The famous Hagia Sofia in Istanbul (sometimes Anglicized to Aya Sofya) is like a cat with nine lives. It was constructed in 537 as an Eastern Greek Orthodox cathedral in Constantinople (today known as Istanbul). At the time, it was it was the largest church within the Byzantine (eastern) Roman Empire, and the structure is still considered to be the pinnacle of Byzantine architecture. In 1204, during the Fourth Crusade, it was converted to a Roman Catholic Cathedral, and then restored to an Eastern Orthodox Church in 1261 upon the return of the Byzantine Empire. It remained so until until 1453, when Mehmed the Conqueror invaded Constantinople on behalf of the Ottoman Empire. Under Mehmed’s occupation it was converted to a mosque, which it remained until 1931.
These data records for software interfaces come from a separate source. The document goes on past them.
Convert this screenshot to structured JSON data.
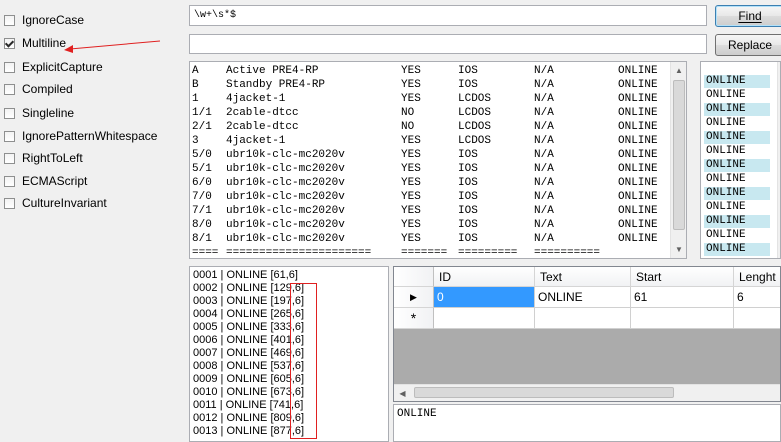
{
  "options": [
    {
      "label": "IgnoreCase",
      "checked": false
    },
    {
      "label": "Multiline",
      "checked": true
    },
    {
      "label": "ExplicitCapture",
      "checked": false
    },
    {
      "label": "Compiled",
      "checked": false
    },
    {
      "label": "Singleline",
      "checked": false
    },
    {
      "label": "IgnorePatternWhitespace",
      "checked": false
    },
    {
      "label": "RightToLeft",
      "checked": false
    },
    {
      "label": "ECMAScript",
      "checked": false
    },
    {
      "label": "CultureInvariant",
      "checked": false
    }
  ],
  "pattern": {
    "value": "\\w+\\s*$"
  },
  "replacement": {
    "value": ""
  },
  "buttons": {
    "find": "Find",
    "replace": "Replace"
  },
  "input_text": {
    "rows": [
      [
        "A",
        "Active PRE4-RP",
        "YES",
        "IOS",
        "N/A",
        "ONLINE"
      ],
      [
        "B",
        "Standby PRE4-RP",
        "YES",
        "IOS",
        "N/A",
        "ONLINE"
      ],
      [
        "1",
        "4jacket-1",
        "YES",
        "LCDOS",
        "N/A",
        "ONLINE"
      ],
      [
        "1/1",
        "2cable-dtcc",
        "NO",
        "LCDOS",
        "N/A",
        "ONLINE"
      ],
      [
        "2/1",
        "2cable-dtcc",
        "NO",
        "LCDOS",
        "N/A",
        "ONLINE"
      ],
      [
        "3",
        "4jacket-1",
        "YES",
        "LCDOS",
        "N/A",
        "ONLINE"
      ],
      [
        "5/0",
        "ubr10k-clc-mc2020v",
        "YES",
        "IOS",
        "N/A",
        "ONLINE"
      ],
      [
        "5/1",
        "ubr10k-clc-mc2020v",
        "YES",
        "IOS",
        "N/A",
        "ONLINE"
      ],
      [
        "6/0",
        "ubr10k-clc-mc2020v",
        "YES",
        "IOS",
        "N/A",
        "ONLINE"
      ],
      [
        "7/0",
        "ubr10k-clc-mc2020v",
        "YES",
        "IOS",
        "N/A",
        "ONLINE"
      ],
      [
        "7/1",
        "ubr10k-clc-mc2020v",
        "YES",
        "IOS",
        "N/A",
        "ONLINE"
      ],
      [
        "8/0",
        "ubr10k-clc-mc2020v",
        "YES",
        "IOS",
        "N/A",
        "ONLINE"
      ],
      [
        "8/1",
        "ubr10k-clc-mc2020v",
        "YES",
        "IOS",
        "N/A",
        "ONLINE"
      ],
      [
        "====",
        "======================",
        "=======",
        "=========",
        "==========",
        ""
      ]
    ]
  },
  "highlighted_matches": [
    "ONLINE",
    "ONLINE",
    "ONLINE",
    "ONLINE",
    "ONLINE",
    "ONLINE",
    "ONLINE",
    "ONLINE",
    "ONLINE",
    "ONLINE",
    "ONLINE",
    "ONLINE",
    "ONLINE"
  ],
  "match_list": [
    "0001 | ONLINE [61,6]",
    "0002 | ONLINE [129,6]",
    "0003 | ONLINE [197,6]",
    "0004 | ONLINE [265,6]",
    "0005 | ONLINE [333,6]",
    "0006 | ONLINE [401,6]",
    "0007 | ONLINE [469,6]",
    "0008 | ONLINE [537,6]",
    "0009 | ONLINE [605,6]",
    "0010 | ONLINE [673,6]",
    "0011 | ONLINE [741,6]",
    "0012 | ONLINE [809,6]",
    "0013 | ONLINE [877,6]"
  ],
  "groups_grid": {
    "columns": [
      "ID",
      "Text",
      "Start",
      "Lenght"
    ],
    "rows": [
      [
        "0",
        "ONLINE",
        "61",
        "6"
      ]
    ],
    "new_row_marker": "*",
    "current_row_marker": "▶"
  },
  "selected_text": "ONLINE",
  "colors": {
    "annotation": "#e02020",
    "highlight": "#c8e8f0",
    "selected_cell": "#3399ff"
  }
}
Following a four-year closure, the secular Republic of Turkey reopened it as a museum. It earned UNESCO World Heritage Site status in 1985 and has been the most visited site in Istanbul for years. In July of 2020, Turkish president Recep Tayyip Erdogan ordered the reclassification of Hagia Sophia as a mosque. The first Islamic prayer service in nearly 90 years was held at Hagia Sophia on Friday on July 24, 2020. Ten days prior to the service, UNESCO stated it “deeply regrets the decision of the Turkish authorities, made without prior discussion” and called for the universal value of World Heritage to be preserved. So far, the Turkish government has refused to respond to the concerns of UNESCO. Having successfully survived seven lives, it remains to be seen whether the Hagia Sophia has another two lives waiting in the wings.